%%

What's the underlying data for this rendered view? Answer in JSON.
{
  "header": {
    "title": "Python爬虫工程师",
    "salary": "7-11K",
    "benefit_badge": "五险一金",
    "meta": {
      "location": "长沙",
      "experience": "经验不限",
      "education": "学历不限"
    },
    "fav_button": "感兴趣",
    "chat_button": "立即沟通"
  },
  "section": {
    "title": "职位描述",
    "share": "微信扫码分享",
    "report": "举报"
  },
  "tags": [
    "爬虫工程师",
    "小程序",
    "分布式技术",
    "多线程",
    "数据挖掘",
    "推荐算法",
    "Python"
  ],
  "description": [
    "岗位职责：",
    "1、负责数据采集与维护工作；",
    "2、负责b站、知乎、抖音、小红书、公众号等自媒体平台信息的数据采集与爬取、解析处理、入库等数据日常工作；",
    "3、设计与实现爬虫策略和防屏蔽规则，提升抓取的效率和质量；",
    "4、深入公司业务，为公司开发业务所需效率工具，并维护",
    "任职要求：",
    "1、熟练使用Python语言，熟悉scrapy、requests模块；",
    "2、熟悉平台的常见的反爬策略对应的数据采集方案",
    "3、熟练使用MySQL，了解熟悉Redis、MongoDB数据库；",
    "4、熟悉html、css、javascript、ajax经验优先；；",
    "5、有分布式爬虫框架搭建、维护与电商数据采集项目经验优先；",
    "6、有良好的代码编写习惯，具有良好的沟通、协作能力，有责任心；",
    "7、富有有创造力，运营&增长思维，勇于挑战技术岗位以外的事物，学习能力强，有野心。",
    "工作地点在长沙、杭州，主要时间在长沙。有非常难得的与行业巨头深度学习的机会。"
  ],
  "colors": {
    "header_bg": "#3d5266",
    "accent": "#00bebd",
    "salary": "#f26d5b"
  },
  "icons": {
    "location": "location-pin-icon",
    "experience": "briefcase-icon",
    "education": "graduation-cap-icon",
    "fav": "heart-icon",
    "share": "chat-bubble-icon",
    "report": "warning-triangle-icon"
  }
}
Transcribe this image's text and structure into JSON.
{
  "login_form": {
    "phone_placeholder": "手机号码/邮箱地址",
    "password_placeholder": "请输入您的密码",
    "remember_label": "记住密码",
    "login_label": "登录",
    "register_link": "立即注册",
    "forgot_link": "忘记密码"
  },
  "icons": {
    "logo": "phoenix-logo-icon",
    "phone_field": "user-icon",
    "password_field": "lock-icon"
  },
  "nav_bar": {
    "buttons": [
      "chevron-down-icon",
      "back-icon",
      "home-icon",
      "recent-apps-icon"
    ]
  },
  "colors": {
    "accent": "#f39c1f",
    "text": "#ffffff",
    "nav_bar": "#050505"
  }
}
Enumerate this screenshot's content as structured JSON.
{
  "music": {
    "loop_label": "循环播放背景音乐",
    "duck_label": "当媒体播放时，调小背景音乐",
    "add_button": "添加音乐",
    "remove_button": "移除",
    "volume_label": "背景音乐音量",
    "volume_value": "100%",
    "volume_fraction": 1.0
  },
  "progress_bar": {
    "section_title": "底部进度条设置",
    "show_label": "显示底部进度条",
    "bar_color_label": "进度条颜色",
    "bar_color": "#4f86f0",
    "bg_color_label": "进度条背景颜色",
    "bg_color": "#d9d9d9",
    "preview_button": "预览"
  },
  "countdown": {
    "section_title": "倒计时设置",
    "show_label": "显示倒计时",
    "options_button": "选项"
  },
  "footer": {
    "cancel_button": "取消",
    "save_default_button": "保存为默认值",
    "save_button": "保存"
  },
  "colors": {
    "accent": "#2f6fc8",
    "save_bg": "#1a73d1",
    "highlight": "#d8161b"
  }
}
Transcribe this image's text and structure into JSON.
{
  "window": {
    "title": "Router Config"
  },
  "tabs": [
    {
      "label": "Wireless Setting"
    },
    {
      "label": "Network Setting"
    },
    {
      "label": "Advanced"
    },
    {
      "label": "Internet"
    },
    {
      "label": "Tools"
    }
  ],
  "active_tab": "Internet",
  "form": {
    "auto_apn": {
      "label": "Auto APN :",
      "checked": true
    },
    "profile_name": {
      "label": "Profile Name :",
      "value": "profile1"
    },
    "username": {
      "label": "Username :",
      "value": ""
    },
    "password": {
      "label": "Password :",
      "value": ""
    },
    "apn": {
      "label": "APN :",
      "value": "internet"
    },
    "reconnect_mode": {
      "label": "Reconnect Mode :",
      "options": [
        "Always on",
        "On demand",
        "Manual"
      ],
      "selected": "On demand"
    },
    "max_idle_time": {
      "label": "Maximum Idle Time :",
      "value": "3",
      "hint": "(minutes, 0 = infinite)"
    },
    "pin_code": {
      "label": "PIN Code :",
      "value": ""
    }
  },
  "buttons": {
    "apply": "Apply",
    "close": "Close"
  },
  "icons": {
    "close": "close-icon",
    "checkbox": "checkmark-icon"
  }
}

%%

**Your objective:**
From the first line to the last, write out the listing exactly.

**Output of the task:**
What's the underlying data for this rendered view? Answer in JSON.
{
  "header": {
    "title": "Python爬虫工程师",
    "salary": "7-11K",
    "benefit_badge": "五险一金",
    "meta": {
      "location": "长沙",
      "experience": "经验不限",
      "education": "学历不限"
    },
    "fav_button": "感兴趣",
    "chat_button": "立即沟通"
  },
  "section": {
    "title": "职位描述",
    "share": "微信扫码分享",
    "report": "举报"
  },
  "tags": [
    "爬虫工程师",
    "小程序",
    "分布式技术",
    "多线程",
    "数据挖掘",
    "推荐算法",
    "Python"
  ],
  "description": [
    "岗位职责：",
    "1、负责数据采集与维护工作；",
    "2、负责b站、知乎、抖音、小红书、公众号等自媒体平台信息的数据采集与爬取、解析处理、入库等数据日常工作；",
    "3、设计与实现爬虫策略和防屏蔽规则，提升抓取的效率和质量；",
    "4、深入公司业务，为公司开发业务所需效率工具，并维护",
    "任职要求：",
    "1、熟练使用Python语言，熟悉scrapy、requests模块；",
    "2、熟悉平台的常见的反爬策略对应的数据采集方案",
    "3、熟练使用MySQL，了解熟悉Redis、MongoDB数据库；",
    "4、熟悉html、css、javascript、ajax经验优先；；",
    "5、有分布式爬虫框架搭建、维护与电商数据采集项目经验优先；",
    "6、有良好的代码编写习惯，具有良好的沟通、协作能力，有责任心；",
    "7、富有有创造力，运营&增长思维，勇于挑战技术岗位以外的事物，学习能力强，有野心。",
    "工作地点在长沙、杭州，主要时间在长沙。有非常难得的与行业巨头深度学习的机会。"
  ],
  "colors": {
    "header_bg": "#3d5266",
    "accent": "#00bebd",
    "salary": "#f26d5b"
  },
  "icons": {
    "location": "location-pin-icon",
    "experience": "briefcase-icon",
    "education": "graduation-cap-icon",
    "fav": "heart-icon",
    "share": "chat-bubble-icon",
    "report": "warning-triangle-icon"
  }
}
Transcribe this image's text and structure into JSON.
{
  "login_form": {
    "phone_placeholder": "手机号码/邮箱地址",
    "password_placeholder": "请输入您的密码",
    "remember_label": "记住密码",
    "login_label": "登录",
    "register_link": "立即注册",
    "forgot_link": "忘记密码"
  },
  "icons": {
    "logo": "phoenix-logo-icon",
    "phone_field": "user-icon",
    "password_field": "lock-icon"
  },
  "nav_bar": {
    "buttons": [
      "chevron-down-icon",
      "back-icon",
      "home-icon",
      "recent-apps-icon"
    ]
  },
  "colors": {
    "accent": "#f39c1f",
    "text": "#ffffff",
    "nav_bar": "#050505"
  }
}
Enumerate this screenshot's content as structured JSON.
{
  "music": {
    "loop_label": "循环播放背景音乐",
    "duck_label": "当媒体播放时，调小背景音乐",
    "add_button": "添加音乐",
    "remove_button": "移除",
    "volume_label": "背景音乐音量",
    "volume_value": "100%",
    "volume_fraction": 1.0
  },
  "progress_bar": {
    "section_title": "底部进度条设置",
    "show_label": "显示底部进度条",
    "bar_color_label": "进度条颜色",
    "bar_color": "#4f86f0",
    "bg_color_label": "进度条背景颜色",
    "bg_color": "#d9d9d9",
    "preview_button": "预览"
  },
  "countdown": {
    "section_title": "倒计时设置",
    "show_label": "显示倒计时",
    "options_button": "选项"
  },
  "footer": {
    "cancel_button": "取消",
    "save_default_button": "保存为默认值",
    "save_button": "保存"
  },
  "colors": {
    "accent": "#2f6fc8",
    "save_bg": "#1a73d1",
    "highlight": "#d8161b"
  }
}
Transcribe this image's text and structure into JSON.
{
  "window": {
    "title": "Router Config"
  },
  "tabs": [
    {
      "label": "Wireless Setting"
    },
    {
      "label": "Network Setting"
    },
    {
      "label": "Advanced"
    },
    {
      "label": "Internet"
    },
    {
      "label": "Tools"
    }
  ],
  "active_tab": "Internet",
  "form": {
    "auto_apn": {
      "label": "Auto APN :",
      "checked": true
    },
    "profile_name": {
      "label": "Profile Name :",
      "value": "profile1"
    },
    "username": {
      "label": "Username :",
      "value": ""
    },
    "password": {
      "label": "Password :",
      "value": ""
    },
    "apn": {
      "label": "APN :",
      "value": "internet"
    },
    "reconnect_mode": {
      "label": "Reconnect Mode :",
      "options": [
        "Always on",
        "On demand",
        "Manual"
      ],
      "selected": "On demand"
    },
    "max_idle_time": {
      "label": "Maximum Idle Time :",
      "value": "3",
      "hint": "(minutes, 0 = infinite)"
    },
    "pin_code": {
      "label": "PIN Code :",
      "value": ""
    }
  },
  "buttons": {
    "apply": "Apply",
    "close": "Close"
  },
  "icons": {
    "close": "close-icon",
    "checkbox": "checkmark-icon"
  }
}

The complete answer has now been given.